Heed pointed in particular to the way Archer held Romie's handcuffed arms above her shoulder blades as especially unnecessary.
"For myself, I am very inflexible and if you took my arms up to that length you would probably rip my collarbone out or shoulders right off the bone there," he said.
Appropriate response to 'aggressive' prisoner
Joel Johnston, a 28-year police veteran and former use of force coordinator for the Vancouver Police Department and the province of British Columbia, saw it differently.
He said the two officers did exactly what was necessary to gain control of the situation.

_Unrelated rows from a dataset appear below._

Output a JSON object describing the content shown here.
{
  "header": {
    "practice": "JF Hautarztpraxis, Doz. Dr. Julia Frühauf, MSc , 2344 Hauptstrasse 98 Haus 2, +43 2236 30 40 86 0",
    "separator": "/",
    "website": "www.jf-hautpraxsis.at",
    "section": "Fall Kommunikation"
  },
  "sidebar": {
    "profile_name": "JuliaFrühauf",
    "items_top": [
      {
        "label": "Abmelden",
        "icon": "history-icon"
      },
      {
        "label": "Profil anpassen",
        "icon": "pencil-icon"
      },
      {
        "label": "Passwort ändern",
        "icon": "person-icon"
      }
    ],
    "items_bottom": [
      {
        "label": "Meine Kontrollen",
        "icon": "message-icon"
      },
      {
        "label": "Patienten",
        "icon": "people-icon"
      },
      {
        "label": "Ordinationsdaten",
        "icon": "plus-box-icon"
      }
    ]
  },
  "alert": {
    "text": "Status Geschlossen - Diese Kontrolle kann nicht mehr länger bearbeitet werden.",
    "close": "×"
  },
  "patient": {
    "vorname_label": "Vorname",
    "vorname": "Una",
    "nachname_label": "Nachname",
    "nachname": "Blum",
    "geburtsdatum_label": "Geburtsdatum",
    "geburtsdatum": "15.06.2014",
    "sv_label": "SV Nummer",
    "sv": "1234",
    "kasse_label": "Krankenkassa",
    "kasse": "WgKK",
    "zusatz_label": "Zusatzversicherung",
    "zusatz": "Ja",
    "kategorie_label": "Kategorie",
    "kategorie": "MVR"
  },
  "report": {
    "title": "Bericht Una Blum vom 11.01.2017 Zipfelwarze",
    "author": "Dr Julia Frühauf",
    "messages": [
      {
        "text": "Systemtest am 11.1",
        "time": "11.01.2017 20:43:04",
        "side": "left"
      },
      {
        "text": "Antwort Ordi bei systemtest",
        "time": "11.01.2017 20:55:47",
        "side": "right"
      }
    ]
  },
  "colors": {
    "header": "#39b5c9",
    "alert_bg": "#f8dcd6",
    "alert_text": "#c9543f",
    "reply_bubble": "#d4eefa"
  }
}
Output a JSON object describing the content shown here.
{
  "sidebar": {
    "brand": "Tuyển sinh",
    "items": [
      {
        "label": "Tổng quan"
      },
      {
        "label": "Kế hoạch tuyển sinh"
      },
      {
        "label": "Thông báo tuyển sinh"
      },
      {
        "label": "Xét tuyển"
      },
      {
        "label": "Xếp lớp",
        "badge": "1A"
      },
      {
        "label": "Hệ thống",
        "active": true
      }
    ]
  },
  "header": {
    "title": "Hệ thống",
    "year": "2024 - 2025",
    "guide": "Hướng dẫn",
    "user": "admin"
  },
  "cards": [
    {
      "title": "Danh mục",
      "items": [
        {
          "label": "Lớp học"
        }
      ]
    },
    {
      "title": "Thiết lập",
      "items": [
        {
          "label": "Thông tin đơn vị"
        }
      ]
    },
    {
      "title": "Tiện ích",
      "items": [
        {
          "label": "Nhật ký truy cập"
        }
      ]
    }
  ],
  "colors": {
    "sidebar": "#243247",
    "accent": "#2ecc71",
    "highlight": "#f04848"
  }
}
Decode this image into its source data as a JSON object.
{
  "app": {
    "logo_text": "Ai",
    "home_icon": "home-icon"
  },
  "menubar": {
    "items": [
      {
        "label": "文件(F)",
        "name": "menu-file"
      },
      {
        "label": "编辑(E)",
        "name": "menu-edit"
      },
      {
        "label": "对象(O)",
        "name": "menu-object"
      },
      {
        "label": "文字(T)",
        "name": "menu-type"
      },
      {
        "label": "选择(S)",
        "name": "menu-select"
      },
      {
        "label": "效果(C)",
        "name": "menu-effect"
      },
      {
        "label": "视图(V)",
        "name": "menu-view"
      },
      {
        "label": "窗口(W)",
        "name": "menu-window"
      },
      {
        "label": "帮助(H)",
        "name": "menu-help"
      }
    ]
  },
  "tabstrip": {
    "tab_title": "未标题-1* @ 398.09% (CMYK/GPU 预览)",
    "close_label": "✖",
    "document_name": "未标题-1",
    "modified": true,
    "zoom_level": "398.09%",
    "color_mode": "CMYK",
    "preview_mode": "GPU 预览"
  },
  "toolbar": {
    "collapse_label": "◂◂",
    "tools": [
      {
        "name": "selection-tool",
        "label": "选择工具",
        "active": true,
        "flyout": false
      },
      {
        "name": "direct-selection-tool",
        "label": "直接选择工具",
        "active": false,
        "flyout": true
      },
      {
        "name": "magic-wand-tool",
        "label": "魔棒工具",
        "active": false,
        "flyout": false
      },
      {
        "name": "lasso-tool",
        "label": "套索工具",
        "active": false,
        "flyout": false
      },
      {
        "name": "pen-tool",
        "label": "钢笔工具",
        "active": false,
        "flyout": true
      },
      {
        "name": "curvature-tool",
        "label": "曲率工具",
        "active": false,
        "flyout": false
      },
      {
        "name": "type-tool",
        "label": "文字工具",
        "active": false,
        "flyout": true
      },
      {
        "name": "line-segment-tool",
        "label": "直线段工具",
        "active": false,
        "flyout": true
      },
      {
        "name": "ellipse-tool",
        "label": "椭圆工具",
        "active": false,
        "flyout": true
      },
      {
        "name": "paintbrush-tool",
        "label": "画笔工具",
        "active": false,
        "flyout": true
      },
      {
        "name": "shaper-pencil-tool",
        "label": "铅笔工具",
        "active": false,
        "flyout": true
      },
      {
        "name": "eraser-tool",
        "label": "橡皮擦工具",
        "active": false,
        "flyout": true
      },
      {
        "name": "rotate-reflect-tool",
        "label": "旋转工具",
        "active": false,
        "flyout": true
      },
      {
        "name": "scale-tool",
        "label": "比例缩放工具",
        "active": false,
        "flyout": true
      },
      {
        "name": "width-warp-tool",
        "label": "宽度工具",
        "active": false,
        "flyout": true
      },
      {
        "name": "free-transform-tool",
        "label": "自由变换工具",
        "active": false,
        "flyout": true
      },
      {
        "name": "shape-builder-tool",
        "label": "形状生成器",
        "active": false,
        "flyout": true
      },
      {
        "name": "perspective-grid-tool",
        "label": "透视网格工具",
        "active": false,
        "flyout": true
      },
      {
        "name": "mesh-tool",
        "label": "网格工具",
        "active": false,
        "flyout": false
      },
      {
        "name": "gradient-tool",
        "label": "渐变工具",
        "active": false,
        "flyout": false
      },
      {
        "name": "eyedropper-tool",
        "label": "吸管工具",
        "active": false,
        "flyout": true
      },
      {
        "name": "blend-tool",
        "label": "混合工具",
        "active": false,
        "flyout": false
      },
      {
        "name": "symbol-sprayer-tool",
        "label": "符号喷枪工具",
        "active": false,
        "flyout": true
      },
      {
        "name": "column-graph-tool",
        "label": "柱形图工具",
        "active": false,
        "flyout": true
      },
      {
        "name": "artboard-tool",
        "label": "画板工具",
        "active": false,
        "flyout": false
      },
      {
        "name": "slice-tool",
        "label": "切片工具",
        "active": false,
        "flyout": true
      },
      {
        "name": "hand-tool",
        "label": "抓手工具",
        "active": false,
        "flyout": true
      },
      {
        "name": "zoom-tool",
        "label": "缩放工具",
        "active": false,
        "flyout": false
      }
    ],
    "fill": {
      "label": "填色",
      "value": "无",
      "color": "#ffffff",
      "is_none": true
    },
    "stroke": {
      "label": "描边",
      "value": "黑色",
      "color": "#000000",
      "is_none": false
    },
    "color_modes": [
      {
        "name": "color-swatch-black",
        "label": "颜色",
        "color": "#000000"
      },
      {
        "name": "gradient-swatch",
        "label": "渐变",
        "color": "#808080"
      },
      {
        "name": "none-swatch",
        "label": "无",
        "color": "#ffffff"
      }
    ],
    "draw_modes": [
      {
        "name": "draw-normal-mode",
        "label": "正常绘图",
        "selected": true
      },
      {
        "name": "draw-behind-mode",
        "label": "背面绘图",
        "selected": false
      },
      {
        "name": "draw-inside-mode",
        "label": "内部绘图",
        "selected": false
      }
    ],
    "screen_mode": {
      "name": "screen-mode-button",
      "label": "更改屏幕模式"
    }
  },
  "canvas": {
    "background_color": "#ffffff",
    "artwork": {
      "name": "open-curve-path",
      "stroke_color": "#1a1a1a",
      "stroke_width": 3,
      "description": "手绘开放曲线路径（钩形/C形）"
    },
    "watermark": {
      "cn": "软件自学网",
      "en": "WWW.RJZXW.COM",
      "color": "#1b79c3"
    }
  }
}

Johnston was hired by the defence team to testify at Archer and Bechard's trial.
"This was a violent, intoxicated, large female," Johnston told CBC by email.
In video footage of Romie's arrest at the liquor store, she can be heard screaming at the two officers. One of them testified that after being placed in the police vehicle, Romie began kicking the rear door from the inside so hard that the vehicle began to rock.
In video recorded from inside the police vehicle, Romie can be heard screaming profanities from the back seat. At one point, she says she is going to "f–k up" the two officers.
When they arrived at the detachment, Romie refused to get out of the vehicle and had to be dragged out.
Johnston says that when Bechard began walking Romie into the detachment, the officer was "met with vitriol, aggression and repeated assaultive behaviour."
"[Romie] repeatedly turned towards the smaller officer, and the issue of assault was omnipresent. When the handcuffs were removed from [Romie], she again turned suddenly and aggressively toward the female officer, who delivered a single, moderately-powered punch and directed her head away from her."
Johnston says the prosecutor's decision to ultimately stay the assault charges against the two officers was the right one.
In his opinion, "it was not even a close call."
When the charges were stayed, Crown prosecutor Greg Lyndon told the court there wasn't a "reasonable prospect of conviction."
Lyndon refused to comment further.